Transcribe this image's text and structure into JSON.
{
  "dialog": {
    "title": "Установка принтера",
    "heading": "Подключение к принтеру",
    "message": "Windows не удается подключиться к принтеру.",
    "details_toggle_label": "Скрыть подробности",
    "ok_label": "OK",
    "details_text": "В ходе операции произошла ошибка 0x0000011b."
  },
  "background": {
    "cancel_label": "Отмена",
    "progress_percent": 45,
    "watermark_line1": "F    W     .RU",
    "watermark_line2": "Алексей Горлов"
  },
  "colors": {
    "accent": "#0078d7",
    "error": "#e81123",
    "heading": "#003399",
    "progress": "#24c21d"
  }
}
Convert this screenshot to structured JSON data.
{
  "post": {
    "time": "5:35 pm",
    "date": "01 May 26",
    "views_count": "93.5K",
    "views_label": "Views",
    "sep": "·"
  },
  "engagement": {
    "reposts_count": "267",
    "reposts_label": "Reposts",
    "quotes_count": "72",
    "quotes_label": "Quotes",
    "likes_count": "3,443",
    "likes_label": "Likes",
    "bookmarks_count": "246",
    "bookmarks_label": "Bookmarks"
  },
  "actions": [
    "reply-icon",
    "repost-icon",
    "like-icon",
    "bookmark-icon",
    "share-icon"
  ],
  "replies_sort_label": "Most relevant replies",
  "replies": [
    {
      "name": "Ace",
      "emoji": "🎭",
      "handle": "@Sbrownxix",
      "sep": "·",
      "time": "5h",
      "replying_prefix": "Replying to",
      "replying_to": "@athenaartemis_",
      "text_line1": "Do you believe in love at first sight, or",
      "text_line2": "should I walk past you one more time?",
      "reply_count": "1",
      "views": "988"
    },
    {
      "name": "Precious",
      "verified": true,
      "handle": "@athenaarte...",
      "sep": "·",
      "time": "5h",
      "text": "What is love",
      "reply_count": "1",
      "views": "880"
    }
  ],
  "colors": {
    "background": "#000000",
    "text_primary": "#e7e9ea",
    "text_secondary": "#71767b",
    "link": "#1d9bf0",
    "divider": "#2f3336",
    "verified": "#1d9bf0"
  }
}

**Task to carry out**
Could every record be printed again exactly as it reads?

**Solved exercise**
Transcribe this image's text and structure into JSON.
{
  "dialog": {
    "title": "Установка принтера",
    "heading": "Подключение к принтеру",
    "message": "Windows не удается подключиться к принтеру.",
    "details_toggle_label": "Скрыть подробности",
    "ok_label": "OK",
    "details_text": "В ходе операции произошла ошибка 0x0000011b."
  },
  "background": {
    "cancel_label": "Отмена",
    "progress_percent": 45,
    "watermark_line1": "F    W     .RU",
    "watermark_line2": "Алексей Горлов"
  },
  "colors": {
    "accent": "#0078d7",
    "error": "#e81123",
    "heading": "#003399",
    "progress": "#24c21d"
  }
}
Convert this screenshot to structured JSON data.
{
  "post": {
    "time": "5:35 pm",
    "date": "01 May 26",
    "views_count": "93.5K",
    "views_label": "Views",
    "sep": "·"
  },
  "engagement": {
    "reposts_count": "267",
    "reposts_label": "Reposts",
    "quotes_count": "72",
    "quotes_label": "Quotes",
    "likes_count": "3,443",
    "likes_label": "Likes",
    "bookmarks_count": "246",
    "bookmarks_label": "Bookmarks"
  },
  "actions": [
    "reply-icon",
    "repost-icon",
    "like-icon",
    "bookmark-icon",
    "share-icon"
  ],
  "replies_sort_label": "Most relevant replies",
  "replies": [
    {
      "name": "Ace",
      "emoji": "🎭",
      "handle": "@Sbrownxix",
      "sep": "·",
      "time": "5h",
      "replying_prefix": "Replying to",
      "replying_to": "@athenaartemis_",
      "text_line1": "Do you believe in love at first sight, or",
      "text_line2": "should I walk past you one more time?",
      "reply_count": "1",
      "views": "988"
    },
    {
      "name": "Precious",
      "verified": true,
      "handle": "@athenaarte...",
      "sep": "·",
      "time": "5h",
      "text": "What is love",
      "reply_count": "1",
      "views": "880"
    }
  ],
  "colors": {
    "background": "#000000",
    "text_primary": "#e7e9ea",
    "text_secondary": "#71767b",
    "link": "#1d9bf0",
    "divider": "#2f3336",
    "verified": "#1d9bf0"
  }
}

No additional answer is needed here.